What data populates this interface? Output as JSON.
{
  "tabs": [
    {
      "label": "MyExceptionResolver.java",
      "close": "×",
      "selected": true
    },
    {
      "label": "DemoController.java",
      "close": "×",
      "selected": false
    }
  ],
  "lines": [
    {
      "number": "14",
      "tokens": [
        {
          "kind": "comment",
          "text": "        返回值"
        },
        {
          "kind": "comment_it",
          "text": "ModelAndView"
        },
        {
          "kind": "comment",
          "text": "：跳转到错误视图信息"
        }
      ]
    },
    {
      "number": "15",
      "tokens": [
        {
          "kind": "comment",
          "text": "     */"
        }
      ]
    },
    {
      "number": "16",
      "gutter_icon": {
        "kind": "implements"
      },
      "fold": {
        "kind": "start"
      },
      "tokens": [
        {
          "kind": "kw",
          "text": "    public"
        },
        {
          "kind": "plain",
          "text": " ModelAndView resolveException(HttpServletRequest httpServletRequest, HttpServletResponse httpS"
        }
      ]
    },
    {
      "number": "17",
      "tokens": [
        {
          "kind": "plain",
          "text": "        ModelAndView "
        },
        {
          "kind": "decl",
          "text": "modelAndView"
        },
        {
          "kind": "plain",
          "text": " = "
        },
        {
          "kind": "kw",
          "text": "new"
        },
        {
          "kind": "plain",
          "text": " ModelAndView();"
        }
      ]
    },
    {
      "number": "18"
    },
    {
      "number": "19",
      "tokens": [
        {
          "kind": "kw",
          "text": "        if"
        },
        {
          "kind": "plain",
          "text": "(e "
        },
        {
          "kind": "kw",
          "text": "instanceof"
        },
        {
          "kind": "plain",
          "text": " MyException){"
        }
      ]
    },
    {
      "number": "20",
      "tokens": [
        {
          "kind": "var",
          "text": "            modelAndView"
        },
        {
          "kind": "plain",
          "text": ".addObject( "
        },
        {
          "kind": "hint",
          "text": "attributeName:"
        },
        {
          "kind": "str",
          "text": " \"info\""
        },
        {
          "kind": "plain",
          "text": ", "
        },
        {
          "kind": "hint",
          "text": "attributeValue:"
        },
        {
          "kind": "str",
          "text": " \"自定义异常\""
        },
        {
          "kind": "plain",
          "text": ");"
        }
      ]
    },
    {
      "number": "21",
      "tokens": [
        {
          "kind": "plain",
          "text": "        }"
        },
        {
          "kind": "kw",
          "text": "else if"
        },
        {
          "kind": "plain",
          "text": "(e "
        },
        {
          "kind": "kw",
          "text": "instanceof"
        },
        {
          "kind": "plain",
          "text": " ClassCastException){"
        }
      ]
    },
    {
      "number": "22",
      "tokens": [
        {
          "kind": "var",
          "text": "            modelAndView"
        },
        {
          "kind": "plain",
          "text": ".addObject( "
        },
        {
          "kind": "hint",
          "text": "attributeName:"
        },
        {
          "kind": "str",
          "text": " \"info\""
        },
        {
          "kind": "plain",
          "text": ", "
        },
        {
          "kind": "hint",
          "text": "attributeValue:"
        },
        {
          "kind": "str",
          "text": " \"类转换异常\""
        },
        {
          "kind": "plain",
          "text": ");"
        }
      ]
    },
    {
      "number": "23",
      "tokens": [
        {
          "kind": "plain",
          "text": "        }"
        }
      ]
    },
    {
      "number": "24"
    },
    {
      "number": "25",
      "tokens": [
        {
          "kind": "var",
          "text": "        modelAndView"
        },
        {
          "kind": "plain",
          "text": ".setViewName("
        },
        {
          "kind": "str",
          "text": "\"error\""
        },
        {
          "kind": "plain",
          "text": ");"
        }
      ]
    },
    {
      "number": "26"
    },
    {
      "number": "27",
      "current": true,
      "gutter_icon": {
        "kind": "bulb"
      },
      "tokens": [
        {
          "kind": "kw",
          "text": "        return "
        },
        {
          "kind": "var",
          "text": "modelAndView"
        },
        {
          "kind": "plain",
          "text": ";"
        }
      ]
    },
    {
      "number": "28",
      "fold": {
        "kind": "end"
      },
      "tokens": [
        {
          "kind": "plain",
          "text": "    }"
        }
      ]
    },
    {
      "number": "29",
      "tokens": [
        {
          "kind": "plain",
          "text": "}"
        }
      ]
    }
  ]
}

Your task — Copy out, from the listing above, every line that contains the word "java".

Result of this exercise —
      "label": "MyExceptionResolver.java",
      "label": "DemoController.java",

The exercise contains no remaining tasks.